So there's this message in my voice mail I can't bring myself to delete. It's from Maui filmmaker writer-director Brian Kohne last week in Spain. He had gone there to show "Get a Job," which he had written and directed, at the Marbella Film Festival.
Brian said he was lost, literally, "doing what I've been doing since I got to Spain - trying to find something.
"I thought Hawaii was vague," he continued. "We tell people, you go down the street, look for the giant tree, when you see the dog, you're there."
But that still makes us master cartographers compared to how they give directions in Spain.
Luckily, "Get a Job" didn't get lost in translation, or subtitles. Out of the 1,000 entries to the festival, it was one of three finalists for the grand prize.
When it was announced as a finalist, Brian reported, the Spanish ballroom erupted into applause.
"It was like the Oscars, with little envelopes and all that." When it didn't win, there were a few boos, he said. Eric Gilliom, who stars in the film with Willie K, was in Spain with Brian to share in the excitement.
"It was a lot of fun, a great festival, great people," said Eric. People raved about the beach, he went on, "But for us, it was just another tropical place."
"So we didn't win the grand prize -but we were right next to it!" said Brian,with equal measures of surprise and satisfaction in his voice.
Rather than aberration, "Get a Job's" success doesn't feel like an isolated event.
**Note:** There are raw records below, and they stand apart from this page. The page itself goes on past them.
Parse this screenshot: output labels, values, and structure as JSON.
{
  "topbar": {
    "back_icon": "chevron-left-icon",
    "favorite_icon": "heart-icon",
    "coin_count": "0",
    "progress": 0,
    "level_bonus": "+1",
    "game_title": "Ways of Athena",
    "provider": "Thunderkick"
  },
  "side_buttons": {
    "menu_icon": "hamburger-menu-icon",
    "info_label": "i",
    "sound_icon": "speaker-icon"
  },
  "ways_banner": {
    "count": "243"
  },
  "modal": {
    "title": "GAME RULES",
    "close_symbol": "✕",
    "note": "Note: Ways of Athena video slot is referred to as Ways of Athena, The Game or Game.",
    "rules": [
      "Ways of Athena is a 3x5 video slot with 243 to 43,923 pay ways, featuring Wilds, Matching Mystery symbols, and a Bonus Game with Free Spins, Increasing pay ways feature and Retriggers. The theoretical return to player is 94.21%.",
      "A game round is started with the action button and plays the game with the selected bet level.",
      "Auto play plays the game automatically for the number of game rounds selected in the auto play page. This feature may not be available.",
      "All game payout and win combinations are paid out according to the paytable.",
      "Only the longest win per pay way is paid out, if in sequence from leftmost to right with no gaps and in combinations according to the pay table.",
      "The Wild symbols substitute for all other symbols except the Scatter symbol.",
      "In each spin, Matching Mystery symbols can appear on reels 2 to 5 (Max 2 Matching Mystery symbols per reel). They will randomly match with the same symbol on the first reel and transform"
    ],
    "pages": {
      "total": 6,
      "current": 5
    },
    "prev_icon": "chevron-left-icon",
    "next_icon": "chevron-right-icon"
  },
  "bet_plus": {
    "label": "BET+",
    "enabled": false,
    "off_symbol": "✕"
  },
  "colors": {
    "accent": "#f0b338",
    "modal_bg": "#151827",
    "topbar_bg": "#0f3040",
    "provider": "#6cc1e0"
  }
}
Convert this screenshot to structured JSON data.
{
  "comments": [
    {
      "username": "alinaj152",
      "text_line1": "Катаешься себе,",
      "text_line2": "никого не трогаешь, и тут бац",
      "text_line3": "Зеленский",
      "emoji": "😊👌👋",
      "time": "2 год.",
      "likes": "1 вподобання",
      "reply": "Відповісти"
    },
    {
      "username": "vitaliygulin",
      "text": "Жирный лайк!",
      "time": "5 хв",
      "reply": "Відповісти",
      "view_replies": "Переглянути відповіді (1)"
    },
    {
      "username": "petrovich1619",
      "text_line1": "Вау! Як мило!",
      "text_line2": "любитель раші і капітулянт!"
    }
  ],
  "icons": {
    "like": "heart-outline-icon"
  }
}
Instead it looks more like the tip of an iceberg, evidence that this is an auspicious time to be making movies on Maui.
We're not talking about Hollywood movies needing tropical locales like Frank Sinatra and Spencer Tracy's "The Devil at 4 O'Clock" in 1961; Julie Taymour's remake of Shakespeare's "The Tempest" on Lanai in 2009; Clint Eastwood's tsunami on Front Street for "Hereafter" early in 2010 or the Adam Sandler-Jennifer Aniston romp "Just Go With It" filmed at the Grand Wailea later that spring.
We're talking about a growing population of filmmakers who call Maui home and build their smaller, independent productions from the ground up here.
"Get a Job's" producer and co-star Stefan Schaefer just returned from the Hawaii International Film Festival on Oahu, where he reports his romantic comedy "My Last Day Without You" played to two sold-out houses and enthusiastic Q&A sessions.
Granted, that project written and directed by Schaefer was shot in his other home, Brooklyn, N.Y. But it was made by the same crew, led by director of photography Dan Hersey, who had filmed "Get a Job" on Maui right before shooting in Brooklyn.
And then there's Schaefer's recently completed "The Roundup," a 22-minute short. What's surprising and a tiny bit amazing is that a) It's a Western; and b) It was filmed on Kualoa Ranch on Oahu's North Shore, with pick-up shots at our own Haleakala Ranch. Turns out, Hawaii not only has a proud paniolo tradition, but is also a natural Western movie set. Who knew?
Not only does "The Roundup" feature stunning cinematography, gritty in one scene, stunning in the next, but its twangy classic spaghetti Western score was created by "Get a Job's" other star, the magnificently multitalented Willie K whose movie composer name is Willie Kahaialii.
"Willie's very good" reports Stefan. "I'm excited to use him on future films he seems fired up, too.
There's also a confluence of music and moviemaking in "When the Mountain Calls: Nepal * Tibet * Bhutan," the latest documentary by a Maui-based, Emmy-winning team led by Dr.Tom Vendetti. It has its world premiere along with a live concert Saturday, Nov. 5, in Castle Theater at the MACC. I'm a little biased about this project since I helped with the script, but you can read all about it in Jon Woodhouse's Maui Beat on the next page.
There's also been a flurry of activity coming out of the Maui County Film Office since Harry Donenfeld took over as its director a few months ago. Right now, he's looking for local haunted houses or Mauians with paranormal potential for the SYFY Channel series "The Haunted Collector."
Check the Shorts column on the movie pages for details, and watch for more announcements coming out of his office in coming weeks.
Then there's the Maui Film Festival, back in the MACC's Castle Theater with various screenings, leading up to the wonderful FirstLight series, which returns in November and December.
Festival director Barry Rivers notes that FirstLight has shown every subsequent Best Picture Oscar winner since the screenings began, often weeks before their national release.
Not bad for this little island, which, like some sort of tropical ingenue, seems poised for its big break.
* Contact Rick Chatenever at email@example.com.